With the growth of the world’s population showing no sign of slowing down, George Kantor of Carnegie Mellon University hopes robots can produce the food we need.
Food and robotics are being intertwined in such a way now that our very future could depend on this partnership as our world heads towards a possible global population of just under 10bn by the year 2050, according to the UN.
This, of course, means more food is needed and, based on our production and available arable land, this could prove to be an insurmountable problem with catastrophic consequences.
One person hoping to use robotics to solve that problem is George Kantor, a senior systems scientist at Carnegie Mellon University (CMU) where he leads projects that bring research ideas from multiple disciplines to develop new robotic systems that solve interesting, practical problems.
After receiving his PhD in electrical engineering from the University of Maryland, College Park, he moved to CMU as a postdoctoral student. He has spent more than 15 years working in the area of field robotics (literally), through agriculture, mining and scientific exploration.
What inspired you to become a researcher?
I have been interested in electronics for as long as I remember. The concept of ‘closing the loop’ by using sensor feedback to control automated systems grabbed my attention as an undergraduate, where I was inspired seeing feedback controllers used to do things like balance an inverted pendulum, or having a vehicle automatically follow a line.
Feedback seemed to me to be the basis for machine intelligence, so I spent years as a graduate student learning how to analyse the behaviour of systems under feedback, and design effective feedback controllers.
This involved learning a lot of maths, and when I came to CMU I was surprised to discover that the same kind of maths used in feedback control is good for the problem of estimating things through indirect observation.
Can you tell us about the research you’re currently working on?
I started working in agriculture around 2000 with a project that was using wireless sensor networks to collect environmental information in container nurseries.
The network measured soil moisture, temperature, sunlight and several other parameters, and we developed methods to use that information to help make better irrigation scheduling decisions.
That work eventually led to a large project sponsored by the US department of agriculture to develop intelligent irrigation.
Borrowing ideas and technologies from CMU’s successful DARPA Urban Challenge self-driving car, we developed an autonomous utility vehicle that could drive up and down the rows of an orchard to perform various tasks, such as mowing and harvest assist.
This led to even more advanced information collection and sensing, such as our ongoing sorghum breeding work with Clemson University, where we are using robots to collect phenotype information about plant growth during breeding field trials.

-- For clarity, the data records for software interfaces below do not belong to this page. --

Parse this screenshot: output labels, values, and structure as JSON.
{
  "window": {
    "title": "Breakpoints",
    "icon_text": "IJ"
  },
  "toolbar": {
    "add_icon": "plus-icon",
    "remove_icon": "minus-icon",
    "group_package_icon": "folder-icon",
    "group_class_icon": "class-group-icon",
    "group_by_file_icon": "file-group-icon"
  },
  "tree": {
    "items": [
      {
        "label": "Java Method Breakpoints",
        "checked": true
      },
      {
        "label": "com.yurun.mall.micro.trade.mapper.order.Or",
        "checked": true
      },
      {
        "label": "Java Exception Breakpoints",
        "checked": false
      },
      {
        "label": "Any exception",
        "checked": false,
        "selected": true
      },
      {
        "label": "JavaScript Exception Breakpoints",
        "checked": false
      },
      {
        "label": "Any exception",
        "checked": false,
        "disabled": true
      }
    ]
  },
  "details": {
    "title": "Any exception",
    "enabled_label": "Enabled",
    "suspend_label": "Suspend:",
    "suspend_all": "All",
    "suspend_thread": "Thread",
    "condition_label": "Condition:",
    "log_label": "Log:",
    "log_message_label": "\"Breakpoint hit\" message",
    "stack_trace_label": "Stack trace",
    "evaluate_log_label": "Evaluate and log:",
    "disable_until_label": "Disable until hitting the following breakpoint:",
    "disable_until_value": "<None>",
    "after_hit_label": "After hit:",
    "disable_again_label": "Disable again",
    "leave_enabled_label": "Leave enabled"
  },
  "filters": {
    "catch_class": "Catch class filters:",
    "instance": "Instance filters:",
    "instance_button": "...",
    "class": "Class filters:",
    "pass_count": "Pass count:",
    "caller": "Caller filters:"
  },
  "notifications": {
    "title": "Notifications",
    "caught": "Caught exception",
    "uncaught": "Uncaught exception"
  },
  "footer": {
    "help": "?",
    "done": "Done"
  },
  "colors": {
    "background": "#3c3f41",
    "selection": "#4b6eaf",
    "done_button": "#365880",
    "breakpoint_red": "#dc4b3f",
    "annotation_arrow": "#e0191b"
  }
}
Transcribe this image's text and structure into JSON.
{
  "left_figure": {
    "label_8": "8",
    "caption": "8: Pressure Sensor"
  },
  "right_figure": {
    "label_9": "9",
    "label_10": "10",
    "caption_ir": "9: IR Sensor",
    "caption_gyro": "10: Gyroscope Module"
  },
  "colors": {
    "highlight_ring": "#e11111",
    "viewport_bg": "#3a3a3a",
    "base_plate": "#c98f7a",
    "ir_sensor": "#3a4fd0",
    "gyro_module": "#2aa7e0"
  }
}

In your opinion, why is your research important?
World population is growing faster than our capacity to produce food, which is leading us toward a global food crisis in the middle of this century.
We are already using most of our available arable land and fresh water for agriculture. We need to produce more food on less land, with less energy and water.
Robotics and artificial intelligence (AI) can help this problem in two ways.
First, by collecting new kinds of information to help plant breeders speed up the rate at which they are increasing plant yield while also selecting for factors such as drought tolerance, pest resistance and nutrition.
Second, management techniques that use high-resolution crop information in real time will allow us to make better use of the resources we currently have.
What commercial applications do you foresee for your research?
Precision agriculture tools for high-value crops such as apples and grapes is an obvious near-term market.
Plant phenotyping tools to support breeding programmes for large agronomic crops is another.
What are some of the biggest challenges you face as a researcher in your field?
It is hard to get funding to try new and unproven things. It is difficult to find problems with the right degree of difficulty. It is easy to come up with problems that are too difficult to solve, or to come up with problems that are solvable but won’t have a meaningful impact.
We want problems that are solvable and also will have a big impact if solved, and you need to talk to a lot of people with different perspectives to find that kind of problem.
Finally, it is hard to find good collaborators; people who are willing to work outside of the comfort zone of their particular domain, are open to trying new things that may threaten the status quo and people who have the patience to work together to communicate across disciplines.
Are there any common misconceptions about this area of research?
Many people are afraid that robots are going to take jobs in agriculture – this is not the goal of my research.
We are seeking ways of collecting information that there is currently no other way of collecting, providing growers with new insights into what is going on in their fields, so that they can make better decisions that result in increased yield and quality.
We are making people more effective, not replacing them.
What are some of the areas of research you’d like to see tackled in the years ahead?
The final frontier of this line of research is intelligent manipulation: the ability to carefully handle plants in the field to do delicate tasks such as harvesting and pruning. We are currently working on some simple manipulation tasks, such as grasping corn stalks to apply contact sensors.
Eventually, I would like to see AI for agriculture advance to the point where small-scale farmers growing polycultural crops can be economically competitive with the existing large-scale monoculture approach.
This will result in a more stable and diverse food system, while also providing a means of making a living for small-scale agricultural entrepreneurs.